** Opening Excerpted data block **

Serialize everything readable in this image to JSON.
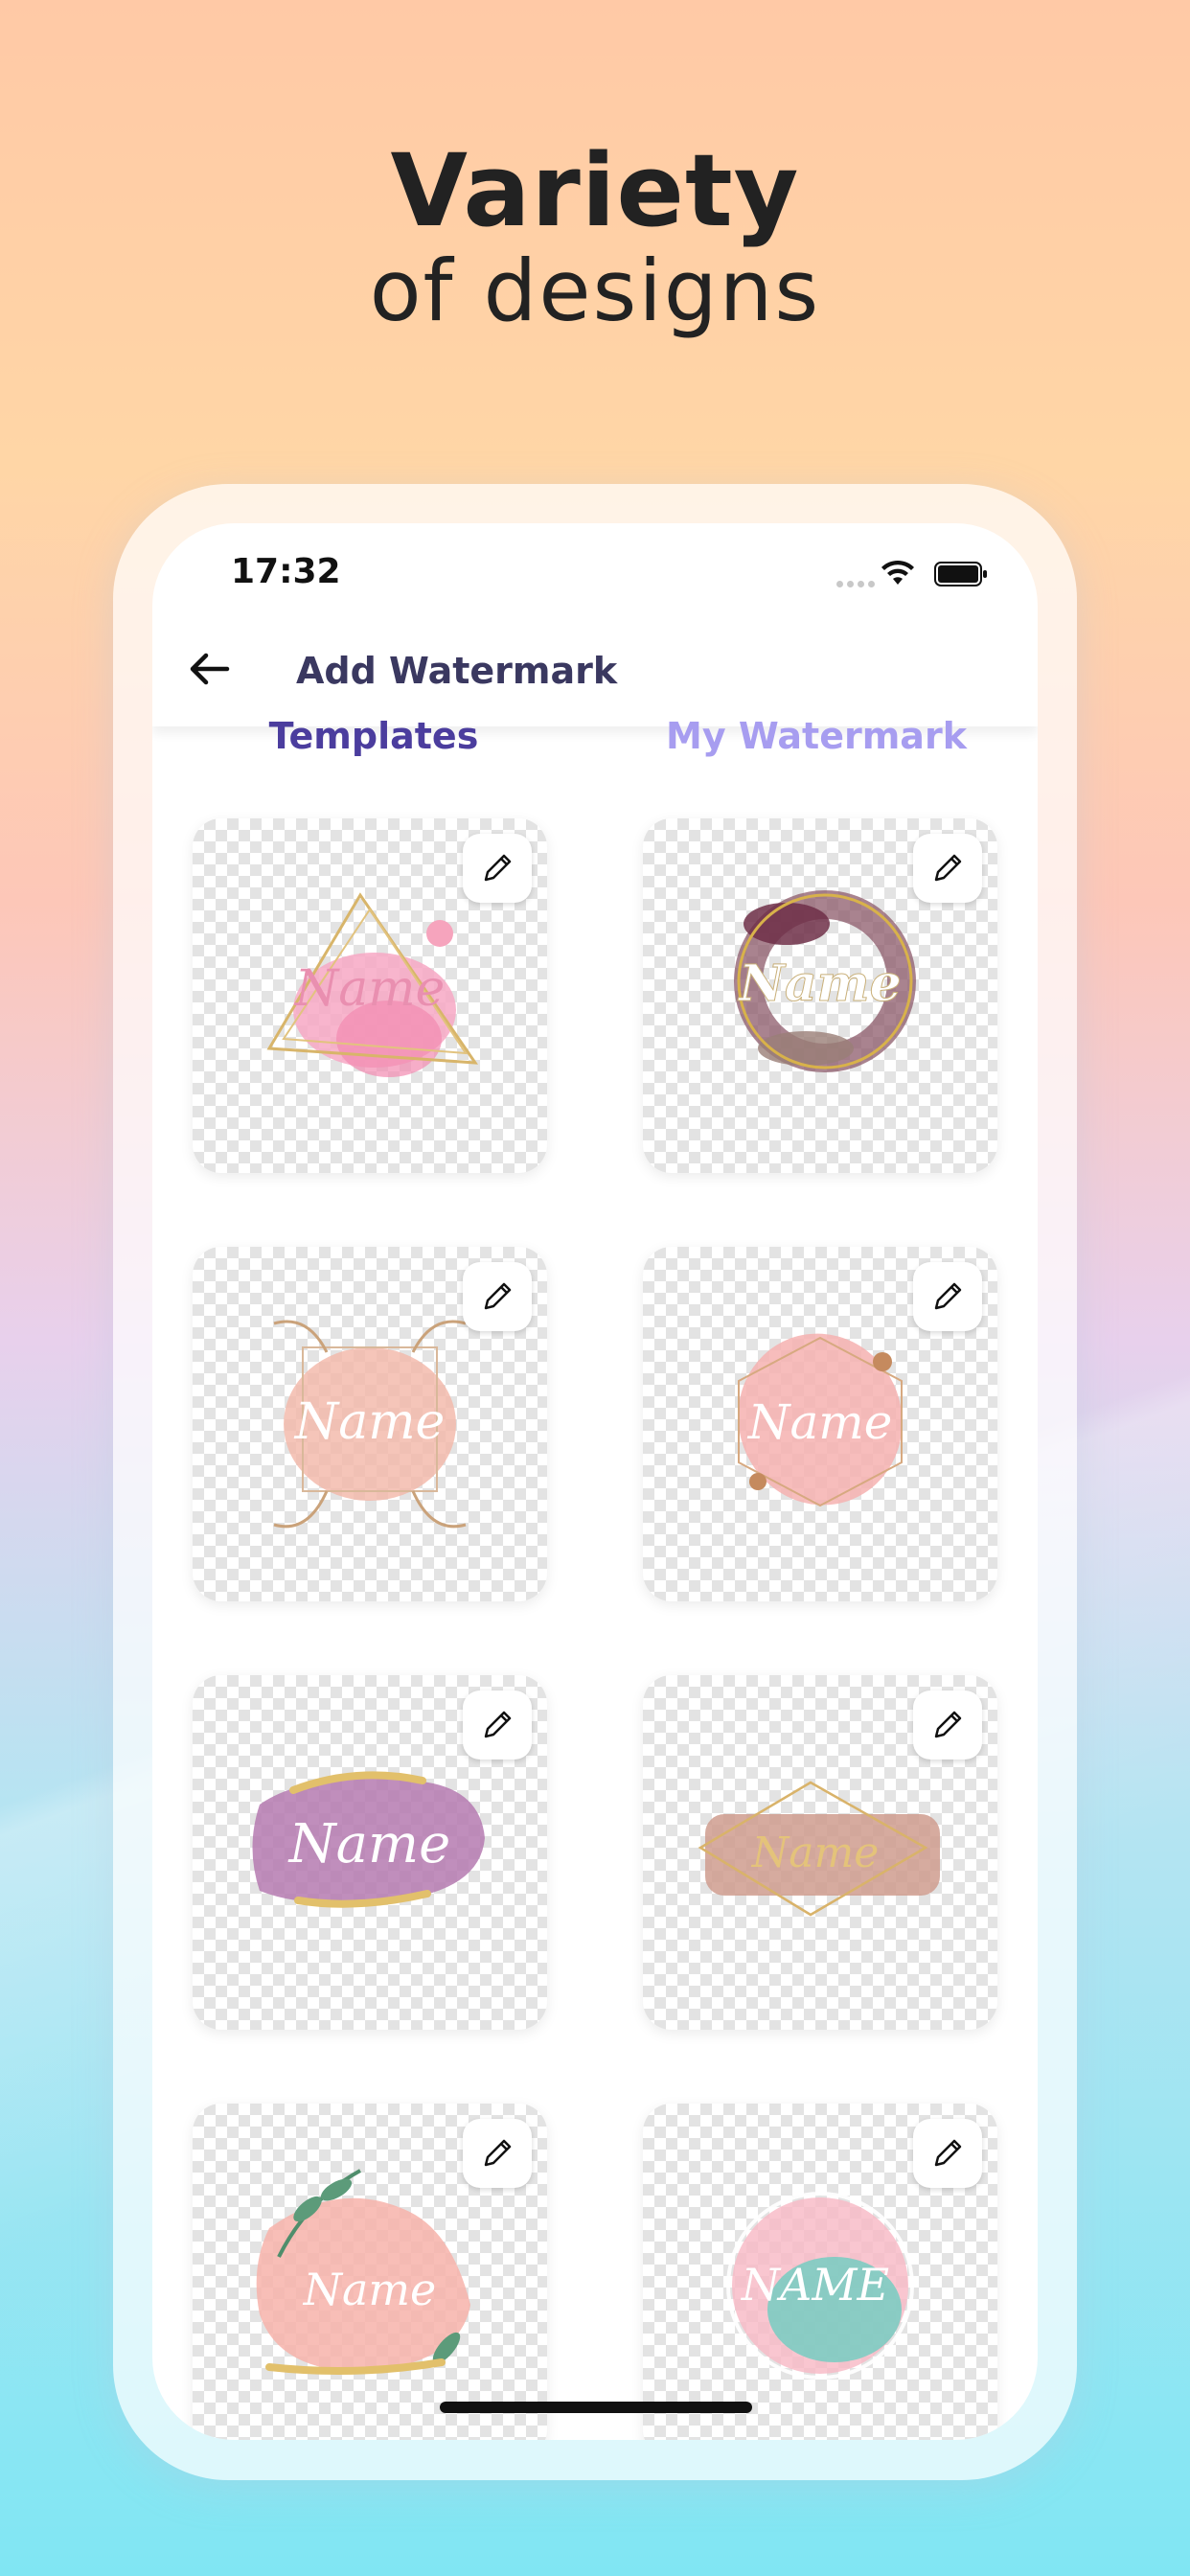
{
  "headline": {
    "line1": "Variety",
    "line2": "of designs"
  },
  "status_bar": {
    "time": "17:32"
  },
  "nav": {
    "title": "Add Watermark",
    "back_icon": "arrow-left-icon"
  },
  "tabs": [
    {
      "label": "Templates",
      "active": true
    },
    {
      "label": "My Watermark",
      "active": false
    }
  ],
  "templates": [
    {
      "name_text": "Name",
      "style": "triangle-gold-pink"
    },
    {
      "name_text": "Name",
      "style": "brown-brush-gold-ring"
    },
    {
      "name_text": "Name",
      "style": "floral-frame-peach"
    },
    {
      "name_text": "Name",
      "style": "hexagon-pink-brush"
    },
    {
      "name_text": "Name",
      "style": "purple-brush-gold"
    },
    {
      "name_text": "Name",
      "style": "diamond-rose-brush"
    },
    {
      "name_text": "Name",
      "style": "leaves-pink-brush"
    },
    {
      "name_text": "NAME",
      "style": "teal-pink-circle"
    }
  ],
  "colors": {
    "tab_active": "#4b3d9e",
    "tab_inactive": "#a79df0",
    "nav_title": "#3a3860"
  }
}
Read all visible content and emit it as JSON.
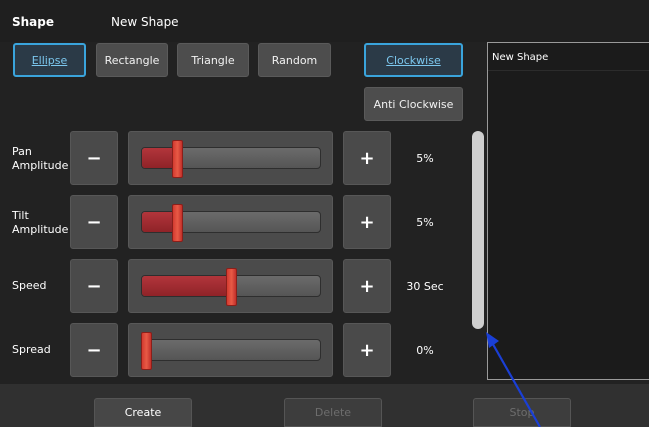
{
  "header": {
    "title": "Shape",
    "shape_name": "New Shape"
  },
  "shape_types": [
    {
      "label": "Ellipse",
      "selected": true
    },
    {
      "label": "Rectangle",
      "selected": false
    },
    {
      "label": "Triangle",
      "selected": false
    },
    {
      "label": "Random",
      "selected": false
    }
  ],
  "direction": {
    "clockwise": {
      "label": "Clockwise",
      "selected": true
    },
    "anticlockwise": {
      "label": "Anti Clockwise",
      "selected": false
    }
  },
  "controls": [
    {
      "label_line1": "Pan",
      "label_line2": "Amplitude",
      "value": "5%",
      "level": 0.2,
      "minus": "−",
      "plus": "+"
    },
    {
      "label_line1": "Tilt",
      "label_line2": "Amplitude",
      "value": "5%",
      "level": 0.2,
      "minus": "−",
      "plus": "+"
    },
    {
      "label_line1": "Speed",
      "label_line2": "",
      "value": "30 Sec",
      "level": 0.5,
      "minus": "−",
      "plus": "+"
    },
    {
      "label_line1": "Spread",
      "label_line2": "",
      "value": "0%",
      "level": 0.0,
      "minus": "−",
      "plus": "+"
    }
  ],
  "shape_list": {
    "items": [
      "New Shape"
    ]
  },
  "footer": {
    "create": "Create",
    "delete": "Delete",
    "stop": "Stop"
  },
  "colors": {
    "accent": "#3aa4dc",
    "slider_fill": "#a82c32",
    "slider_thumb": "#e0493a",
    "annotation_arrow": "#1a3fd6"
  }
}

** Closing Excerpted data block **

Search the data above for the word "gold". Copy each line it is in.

      "style": "triangle-gold-pink"
      "style": "brown-brush-gold-ring"
      "style": "purple-brush-gold"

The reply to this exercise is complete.